=== Input data ===

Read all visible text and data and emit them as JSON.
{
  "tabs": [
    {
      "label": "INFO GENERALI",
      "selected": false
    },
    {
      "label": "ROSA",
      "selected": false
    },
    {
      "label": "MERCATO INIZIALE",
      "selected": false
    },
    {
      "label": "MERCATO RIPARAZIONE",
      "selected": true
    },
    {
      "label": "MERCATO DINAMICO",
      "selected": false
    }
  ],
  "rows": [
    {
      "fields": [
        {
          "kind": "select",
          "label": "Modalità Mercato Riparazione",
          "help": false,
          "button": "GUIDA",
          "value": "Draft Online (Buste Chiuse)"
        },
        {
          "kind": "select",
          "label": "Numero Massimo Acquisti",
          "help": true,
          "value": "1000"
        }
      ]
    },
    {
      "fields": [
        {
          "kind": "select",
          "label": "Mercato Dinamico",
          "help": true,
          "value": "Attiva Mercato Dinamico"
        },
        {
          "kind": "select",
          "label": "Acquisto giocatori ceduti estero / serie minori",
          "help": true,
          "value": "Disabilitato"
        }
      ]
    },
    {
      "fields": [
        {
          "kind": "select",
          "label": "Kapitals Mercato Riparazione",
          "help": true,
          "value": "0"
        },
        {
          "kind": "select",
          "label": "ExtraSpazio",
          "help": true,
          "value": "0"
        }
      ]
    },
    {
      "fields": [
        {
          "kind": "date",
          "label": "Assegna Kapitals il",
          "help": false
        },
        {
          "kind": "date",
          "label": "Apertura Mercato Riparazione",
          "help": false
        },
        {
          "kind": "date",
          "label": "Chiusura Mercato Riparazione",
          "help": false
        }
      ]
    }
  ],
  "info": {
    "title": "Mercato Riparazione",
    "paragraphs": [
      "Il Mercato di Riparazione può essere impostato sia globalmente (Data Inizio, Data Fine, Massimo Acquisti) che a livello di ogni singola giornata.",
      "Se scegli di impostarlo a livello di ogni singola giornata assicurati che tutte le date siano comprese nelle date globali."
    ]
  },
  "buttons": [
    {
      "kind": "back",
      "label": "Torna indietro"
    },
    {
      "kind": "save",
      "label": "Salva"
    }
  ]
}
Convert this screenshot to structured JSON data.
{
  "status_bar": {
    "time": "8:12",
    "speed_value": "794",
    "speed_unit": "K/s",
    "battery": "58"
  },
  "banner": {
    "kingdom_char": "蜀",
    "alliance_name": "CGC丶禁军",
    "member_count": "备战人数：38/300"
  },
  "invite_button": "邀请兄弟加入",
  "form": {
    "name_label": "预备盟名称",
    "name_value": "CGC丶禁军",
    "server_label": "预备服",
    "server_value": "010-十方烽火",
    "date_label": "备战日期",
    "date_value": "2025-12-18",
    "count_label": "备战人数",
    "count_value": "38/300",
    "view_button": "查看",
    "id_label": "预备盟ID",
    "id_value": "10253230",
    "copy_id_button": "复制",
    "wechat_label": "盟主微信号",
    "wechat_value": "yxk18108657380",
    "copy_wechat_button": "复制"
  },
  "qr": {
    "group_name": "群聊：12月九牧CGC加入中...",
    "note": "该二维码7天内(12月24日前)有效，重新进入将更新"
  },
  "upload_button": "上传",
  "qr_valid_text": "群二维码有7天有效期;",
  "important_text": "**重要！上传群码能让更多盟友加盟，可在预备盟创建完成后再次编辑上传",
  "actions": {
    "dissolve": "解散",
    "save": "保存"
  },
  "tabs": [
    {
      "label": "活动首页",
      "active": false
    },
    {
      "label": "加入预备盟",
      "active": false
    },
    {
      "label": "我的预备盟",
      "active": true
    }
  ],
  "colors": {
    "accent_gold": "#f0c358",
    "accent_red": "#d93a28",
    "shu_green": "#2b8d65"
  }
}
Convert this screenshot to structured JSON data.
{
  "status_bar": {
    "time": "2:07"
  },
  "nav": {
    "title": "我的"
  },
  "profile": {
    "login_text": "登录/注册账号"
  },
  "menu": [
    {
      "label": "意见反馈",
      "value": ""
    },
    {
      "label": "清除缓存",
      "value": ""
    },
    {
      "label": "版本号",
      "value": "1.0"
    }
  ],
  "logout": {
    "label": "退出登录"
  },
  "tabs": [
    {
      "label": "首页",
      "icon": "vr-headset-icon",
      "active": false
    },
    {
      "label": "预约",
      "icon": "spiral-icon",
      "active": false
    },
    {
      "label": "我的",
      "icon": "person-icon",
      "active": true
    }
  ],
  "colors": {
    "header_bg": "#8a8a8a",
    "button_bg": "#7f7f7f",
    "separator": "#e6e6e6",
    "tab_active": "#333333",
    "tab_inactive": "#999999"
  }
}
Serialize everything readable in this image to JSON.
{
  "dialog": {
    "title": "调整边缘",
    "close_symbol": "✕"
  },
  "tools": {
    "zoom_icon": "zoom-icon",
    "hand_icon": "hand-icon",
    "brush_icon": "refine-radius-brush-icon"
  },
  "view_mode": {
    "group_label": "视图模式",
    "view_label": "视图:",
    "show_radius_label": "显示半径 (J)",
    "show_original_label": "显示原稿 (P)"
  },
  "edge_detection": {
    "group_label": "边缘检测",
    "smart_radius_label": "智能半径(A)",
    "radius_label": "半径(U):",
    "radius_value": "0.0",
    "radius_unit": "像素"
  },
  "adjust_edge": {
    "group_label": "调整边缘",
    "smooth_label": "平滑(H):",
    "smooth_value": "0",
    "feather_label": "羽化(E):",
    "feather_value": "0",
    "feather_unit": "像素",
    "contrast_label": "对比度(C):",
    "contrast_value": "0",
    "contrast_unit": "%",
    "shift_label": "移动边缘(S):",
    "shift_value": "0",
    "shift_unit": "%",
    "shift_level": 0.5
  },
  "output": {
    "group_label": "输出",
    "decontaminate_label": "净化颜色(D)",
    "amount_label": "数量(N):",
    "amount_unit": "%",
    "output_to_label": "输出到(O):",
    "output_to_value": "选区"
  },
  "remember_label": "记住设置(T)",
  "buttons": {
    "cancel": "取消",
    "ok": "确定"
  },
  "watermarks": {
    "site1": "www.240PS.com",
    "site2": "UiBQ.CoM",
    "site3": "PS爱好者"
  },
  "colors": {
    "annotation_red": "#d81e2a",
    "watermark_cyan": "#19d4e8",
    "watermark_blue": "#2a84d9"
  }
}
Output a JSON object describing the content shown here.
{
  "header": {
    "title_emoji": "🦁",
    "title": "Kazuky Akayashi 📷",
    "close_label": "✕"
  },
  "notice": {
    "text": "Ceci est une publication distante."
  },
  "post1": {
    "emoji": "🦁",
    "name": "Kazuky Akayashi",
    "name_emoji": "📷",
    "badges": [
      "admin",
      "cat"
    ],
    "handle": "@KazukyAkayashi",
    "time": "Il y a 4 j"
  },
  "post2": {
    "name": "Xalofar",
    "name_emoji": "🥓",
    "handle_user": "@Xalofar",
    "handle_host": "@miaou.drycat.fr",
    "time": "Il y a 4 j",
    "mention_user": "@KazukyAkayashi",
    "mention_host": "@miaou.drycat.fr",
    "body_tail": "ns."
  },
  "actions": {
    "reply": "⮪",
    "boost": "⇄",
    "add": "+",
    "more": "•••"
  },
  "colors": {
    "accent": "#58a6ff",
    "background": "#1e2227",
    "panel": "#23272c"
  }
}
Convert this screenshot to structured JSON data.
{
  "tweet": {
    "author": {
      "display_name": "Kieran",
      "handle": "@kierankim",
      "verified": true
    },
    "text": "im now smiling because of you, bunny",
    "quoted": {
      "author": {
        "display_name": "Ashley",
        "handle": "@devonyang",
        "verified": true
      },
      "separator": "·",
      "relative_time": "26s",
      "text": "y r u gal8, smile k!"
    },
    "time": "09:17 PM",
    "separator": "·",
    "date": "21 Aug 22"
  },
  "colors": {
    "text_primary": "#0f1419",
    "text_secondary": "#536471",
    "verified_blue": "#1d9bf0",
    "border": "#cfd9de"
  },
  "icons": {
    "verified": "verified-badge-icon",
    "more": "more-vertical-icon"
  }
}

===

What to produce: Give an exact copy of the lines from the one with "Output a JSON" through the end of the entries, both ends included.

Response area:
Output a JSON object describing the content shown here.
{
  "header": {
    "title_emoji": "🦁",
    "title": "Kazuky Akayashi 📷",
    "close_label": "✕"
  },
  "notice": {
    "text": "Ceci est une publication distante."
  },
  "post1": {
    "emoji": "🦁",
    "name": "Kazuky Akayashi",
    "name_emoji": "📷",
    "badges": [
      "admin",
      "cat"
    ],
    "handle": "@KazukyAkayashi",
    "time": "Il y a 4 j"
  },
  "post2": {
    "name": "Xalofar",
    "name_emoji": "🥓",
    "handle_user": "@Xalofar",
    "handle_host": "@miaou.drycat.fr",
    "time": "Il y a 4 j",
    "mention_user": "@KazukyAkayashi",
    "mention_host": "@miaou.drycat.fr",
    "body_tail": "ns."
  },
  "actions": {
    "reply": "⮪",
    "boost": "⇄",
    "add": "+",
    "more": "•••"
  },
  "colors": {
    "accent": "#58a6ff",
    "background": "#1e2227",
    "panel": "#23272c"
  }
}
Convert this screenshot to structured JSON data.
{
  "tweet": {
    "author": {
      "display_name": "Kieran",
      "handle": "@kierankim",
      "verified": true
    },
    "text": "im now smiling because of you, bunny",
    "quoted": {
      "author": {
        "display_name": "Ashley",
        "handle": "@devonyang",
        "verified": true
      },
      "separator": "·",
      "relative_time": "26s",
      "text": "y r u gal8, smile k!"
    },
    "time": "09:17 PM",
    "separator": "·",
    "date": "21 Aug 22"
  },
  "colors": {
    "text_primary": "#0f1419",
    "text_secondary": "#536471",
    "verified_blue": "#1d9bf0",
    "border": "#cfd9de"
  },
  "icons": {
    "verified": "verified-badge-icon",
    "more": "more-vertical-icon"
  }
}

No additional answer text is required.